EXERCISE PROMPT ▸ Your reply must be one number: the count of lines in the data below that contain "image".

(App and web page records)
**********
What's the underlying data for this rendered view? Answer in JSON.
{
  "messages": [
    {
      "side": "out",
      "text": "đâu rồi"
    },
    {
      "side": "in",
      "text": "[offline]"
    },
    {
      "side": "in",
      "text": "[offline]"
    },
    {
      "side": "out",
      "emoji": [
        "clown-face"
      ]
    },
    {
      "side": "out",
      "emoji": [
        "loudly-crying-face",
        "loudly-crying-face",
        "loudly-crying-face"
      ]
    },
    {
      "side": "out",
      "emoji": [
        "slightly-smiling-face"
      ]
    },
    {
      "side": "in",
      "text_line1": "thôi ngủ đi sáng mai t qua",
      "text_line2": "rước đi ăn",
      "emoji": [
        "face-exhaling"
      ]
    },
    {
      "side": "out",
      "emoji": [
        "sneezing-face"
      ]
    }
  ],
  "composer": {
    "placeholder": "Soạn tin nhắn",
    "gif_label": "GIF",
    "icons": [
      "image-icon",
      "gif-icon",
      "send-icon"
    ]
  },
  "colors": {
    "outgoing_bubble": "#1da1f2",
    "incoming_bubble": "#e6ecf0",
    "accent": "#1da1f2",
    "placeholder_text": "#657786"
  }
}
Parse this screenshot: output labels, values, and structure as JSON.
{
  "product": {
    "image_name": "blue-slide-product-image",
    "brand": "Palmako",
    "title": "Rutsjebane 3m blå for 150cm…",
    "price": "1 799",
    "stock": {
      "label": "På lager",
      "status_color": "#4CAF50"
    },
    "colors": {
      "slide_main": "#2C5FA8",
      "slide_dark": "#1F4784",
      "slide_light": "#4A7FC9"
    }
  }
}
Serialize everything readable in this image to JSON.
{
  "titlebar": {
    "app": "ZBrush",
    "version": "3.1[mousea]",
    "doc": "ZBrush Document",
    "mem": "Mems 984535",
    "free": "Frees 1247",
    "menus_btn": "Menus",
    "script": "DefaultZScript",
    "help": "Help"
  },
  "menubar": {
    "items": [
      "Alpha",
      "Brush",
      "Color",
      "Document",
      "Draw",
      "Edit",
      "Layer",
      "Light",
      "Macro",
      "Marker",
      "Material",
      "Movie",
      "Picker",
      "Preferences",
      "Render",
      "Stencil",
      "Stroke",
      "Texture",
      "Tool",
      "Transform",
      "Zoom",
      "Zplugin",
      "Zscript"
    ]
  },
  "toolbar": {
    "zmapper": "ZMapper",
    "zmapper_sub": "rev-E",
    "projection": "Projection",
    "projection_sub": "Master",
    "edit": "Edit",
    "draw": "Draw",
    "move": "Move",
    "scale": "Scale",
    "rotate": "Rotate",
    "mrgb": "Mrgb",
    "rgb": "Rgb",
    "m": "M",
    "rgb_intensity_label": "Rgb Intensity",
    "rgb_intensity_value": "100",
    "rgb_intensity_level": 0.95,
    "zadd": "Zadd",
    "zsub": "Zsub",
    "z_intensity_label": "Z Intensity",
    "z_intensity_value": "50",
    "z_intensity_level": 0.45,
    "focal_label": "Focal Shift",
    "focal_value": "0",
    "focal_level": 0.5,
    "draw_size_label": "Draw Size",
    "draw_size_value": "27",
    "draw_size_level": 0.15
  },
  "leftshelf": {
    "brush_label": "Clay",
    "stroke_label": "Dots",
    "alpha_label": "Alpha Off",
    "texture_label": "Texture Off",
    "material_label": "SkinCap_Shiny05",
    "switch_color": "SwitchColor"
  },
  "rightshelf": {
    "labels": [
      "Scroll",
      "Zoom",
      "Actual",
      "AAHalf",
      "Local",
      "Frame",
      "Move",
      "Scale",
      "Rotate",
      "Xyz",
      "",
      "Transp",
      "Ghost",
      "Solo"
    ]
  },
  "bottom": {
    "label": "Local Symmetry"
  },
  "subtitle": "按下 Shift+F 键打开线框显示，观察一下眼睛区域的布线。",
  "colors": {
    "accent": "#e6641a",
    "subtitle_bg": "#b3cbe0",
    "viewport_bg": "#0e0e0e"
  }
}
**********
RESULT OF THE EXERCISE ▸ 3